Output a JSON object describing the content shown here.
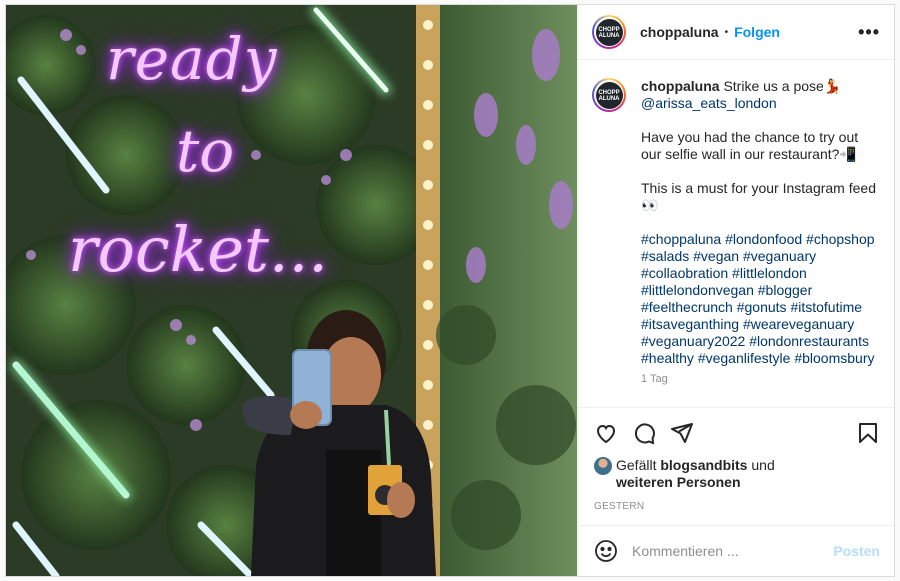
{
  "header": {
    "avatar_text": "CHOPP ALUNA",
    "username": "choppaluna",
    "separator": "•",
    "follow_label": "Folgen",
    "more_label": "•••"
  },
  "photo": {
    "neon_line_1": "ready",
    "neon_line_2": "to",
    "neon_line_3": "rocket...",
    "neon_color": "#d35cff"
  },
  "caption": {
    "username": "choppaluna",
    "line_1": " Strike us a pose💃",
    "mention": "@arissa_eats_london",
    "para_2": "Have you had the chance to try out our selfie wall in our restaurant?📲",
    "para_3": "This is a must for your Instagram feed 👀",
    "hashtags": "#choppaluna #londonfood #chopshop #salads #vegan #veganuary #collaobration #littlelondon #littlelondonvegan #blogger #feelthecrunch #gonuts #itstofutime #itsaveganthing #weareveganuary #veganuary2022 #londonrestaurants #healthy #veganlifestyle #bloomsbury",
    "time": "1 Tag"
  },
  "actions": {
    "like_icon": "heart-icon",
    "comment_icon": "comment-icon",
    "share_icon": "share-icon",
    "save_icon": "bookmark-icon"
  },
  "likes": {
    "prefix": "Gefällt ",
    "user": "blogsandbits",
    "middle": " und",
    "others": "weiteren Personen"
  },
  "timestamp": "GESTERN",
  "comment": {
    "placeholder": "Kommentieren ...",
    "post_label": "Posten",
    "post_color": "#b2dffc",
    "follow_color": "#0095f6"
  }
}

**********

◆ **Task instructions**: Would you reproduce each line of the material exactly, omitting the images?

◆ **Your solution**:
Output a JSON object describing the content shown here.
{
  "header": {
    "avatar_text": "CHOPP ALUNA",
    "username": "choppaluna",
    "separator": "•",
    "follow_label": "Folgen",
    "more_label": "•••"
  },
  "photo": {
    "neon_line_1": "ready",
    "neon_line_2": "to",
    "neon_line_3": "rocket...",
    "neon_color": "#d35cff"
  },
  "caption": {
    "username": "choppaluna",
    "line_1": " Strike us a pose💃",
    "mention": "@arissa_eats_london",
    "para_2": "Have you had the chance to try out our selfie wall in our restaurant?📲",
    "para_3": "This is a must for your Instagram feed 👀",
    "hashtags": "#choppaluna #londonfood #chopshop #salads #vegan #veganuary #collaobration #littlelondon #littlelondonvegan #blogger #feelthecrunch #gonuts #itstofutime #itsaveganthing #weareveganuary #veganuary2022 #londonrestaurants #healthy #veganlifestyle #bloomsbury",
    "time": "1 Tag"
  },
  "actions": {
    "like_icon": "heart-icon",
    "comment_icon": "comment-icon",
    "share_icon": "share-icon",
    "save_icon": "bookmark-icon"
  },
  "likes": {
    "prefix": "Gefällt ",
    "user": "blogsandbits",
    "middle": " und",
    "others": "weiteren Personen"
  },
  "timestamp": "GESTERN",
  "comment": {
    "placeholder": "Kommentieren ...",
    "post_label": "Posten",
    "post_color": "#b2dffc",
    "follow_color": "#0095f6"
  }
}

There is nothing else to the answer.